No-confidence vote shows Australian divide on Iraq
CANBERRA, Feb 5 (Reuters) - Australia's upper house of parliament passed a vote of no
confidence in Prime Minister John Howard on Wednesday for his handling of Iraq,
illustrating the deep divide in Australia over joining any war.
Howard, a staunch U.S. ally, has come under attack for sending troops and approving
fighter jet deployments to join U.S. and British forces in the Gulf preparing for a possible
war on Iraq before the United Nations process has run its course.
Opposition and minor parties, who hold the balance of power in the 76-seat Senate,
joined forces to pass the upper house's first vote of no confidence in a government or
leader in its 102- year history. It was a symbolic gesture that has no legislative clout.
"This is a historic vote by the Senate, albeit on party lines as such motions always are,"
Australian Greens Senator Bob Brown told reporters after the vote was passed by 33 to 31
"John Howard has let this nation down. His gross mishandling of Australia's involvement
deserved the strongest parliamentary rebuke."
But a bid by the left-leaning Greens to amend the no-confidence motion to condemn any
Australian involvement in Iraq, with or without a U.N. mandate, was defeated when the
main opposition Labor party voted with the conservative government.
Canberra has yet to commit itself to joining any military action in Iraq, whether
U.N.-approved or U.S.-led, but Howard's decision to pre-deploy troops opened up a sharp
political divide on the issue and prompted public protests.
Recent opinion polls show an overwhelming majority of Australians -- 76 percent --
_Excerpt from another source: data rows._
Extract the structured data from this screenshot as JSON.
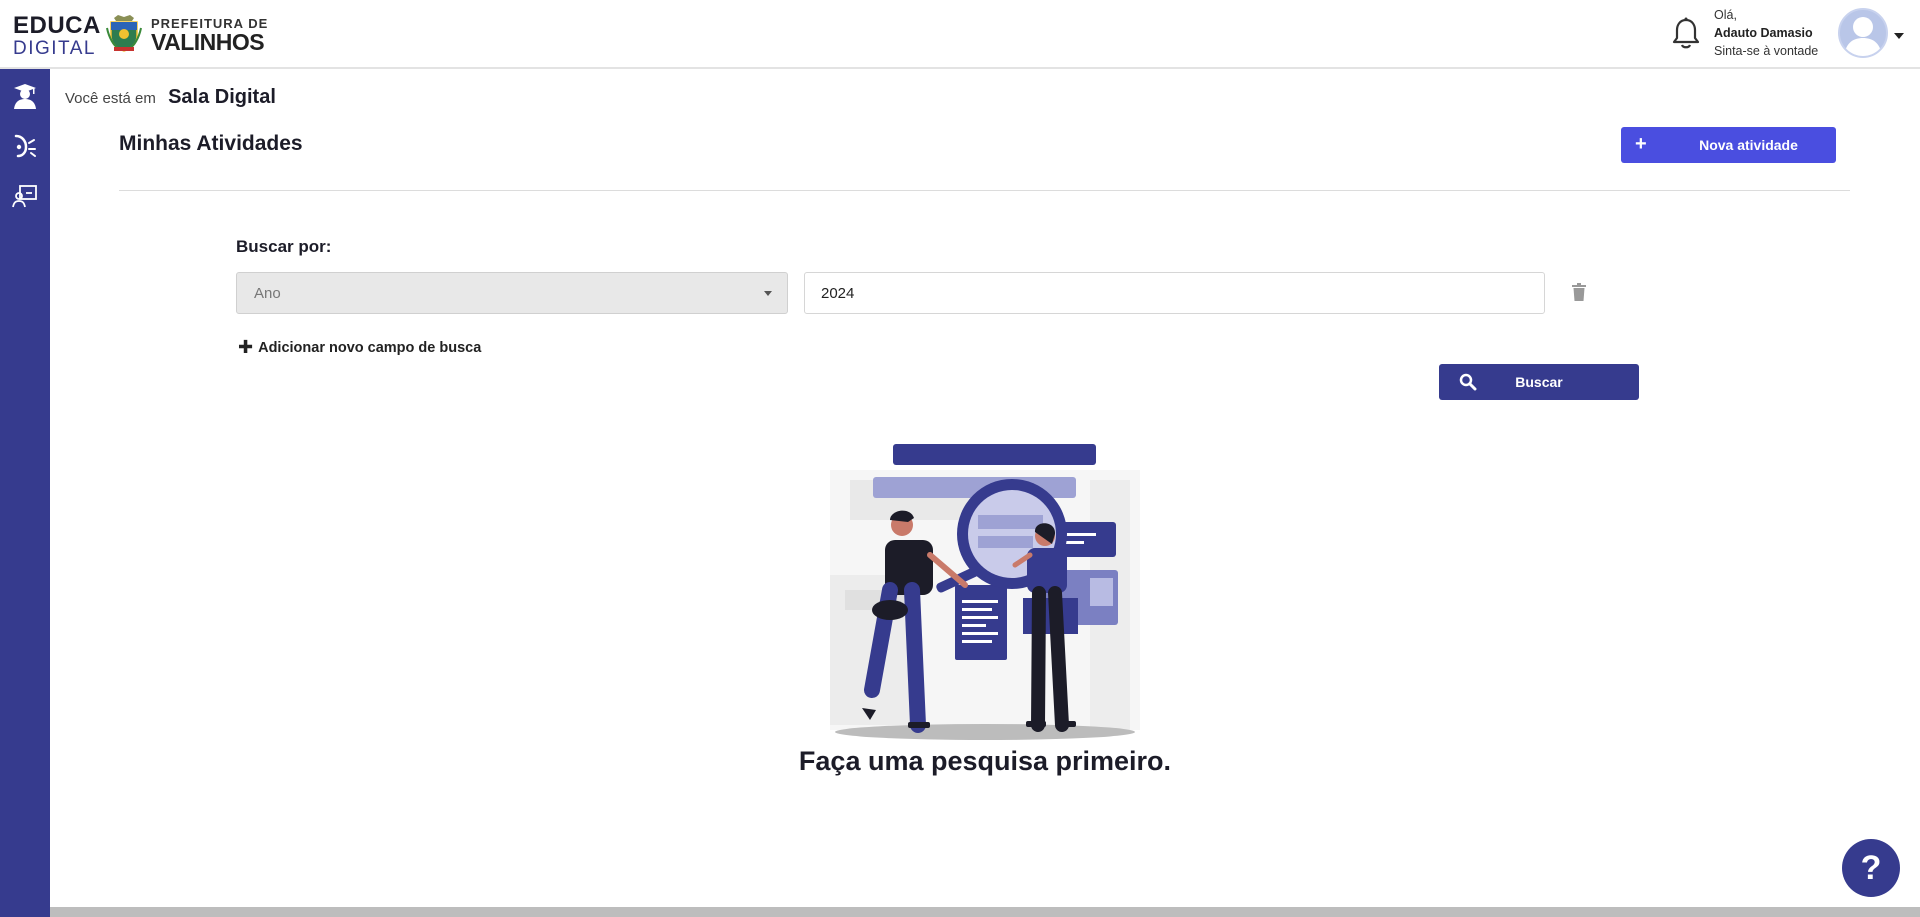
{
  "header": {
    "logo_educa_line1": "EDUCA",
    "logo_educa_line2": "DIGITAL",
    "logo_pref_line1": "PREFEITURA DE",
    "logo_pref_line2": "VALINHOS",
    "greeting": "Olá,",
    "user_name": "Adauto Damasio",
    "user_subtitle": "Sinta-se à vontade"
  },
  "sidebar": {
    "items": [
      {
        "icon": "student-icon"
      },
      {
        "icon": "activity-icon"
      },
      {
        "icon": "classroom-icon"
      }
    ]
  },
  "breadcrumb": {
    "prefix": "Você está em",
    "current": "Sala Digital"
  },
  "page": {
    "title": "Minhas Atividades",
    "new_button_label": "Nova atividade"
  },
  "search": {
    "label": "Buscar por:",
    "field_select_value": "Ano",
    "field_input_value": "2024",
    "add_field_label": "Adicionar novo campo de busca",
    "search_button_label": "Buscar"
  },
  "empty_state": {
    "message": "Faça uma pesquisa primeiro."
  },
  "help": {
    "label": "?"
  },
  "colors": {
    "sidebar": "#363b8e",
    "primary_button": "#4a4ee0",
    "search_button": "#363b8e"
  }
}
oppose Australian participation in a U.S.-led war on Iraq while 57 percent support joining
military action that has U.N. backing.
About 400 anti-war protesters demonstrated outside the national parliament on Tuesday
as politicians, back from their summer break, began an emotional debate on Iraq,
questioning Howard's unwavering support for the tough U.S. stance on Iraq.
Meanwhile a group of women in Lismore, 600 km (370 miles) north of Sydney,
announced plans to follow the example of some U.S. and British protesters and strip off
for peace this weekend in a "Disrobe to Disarm" protest.
Protest organiser, Australian singer Grace Knight, told Australian radio that hundreds of
women were expected to bare all for an aerial photo shoot, using their bodies to spell out
an anti-war message. The resulting photo will be sent to Howard. http://www.alertnet.org/thenews/newsdesk/SYD4678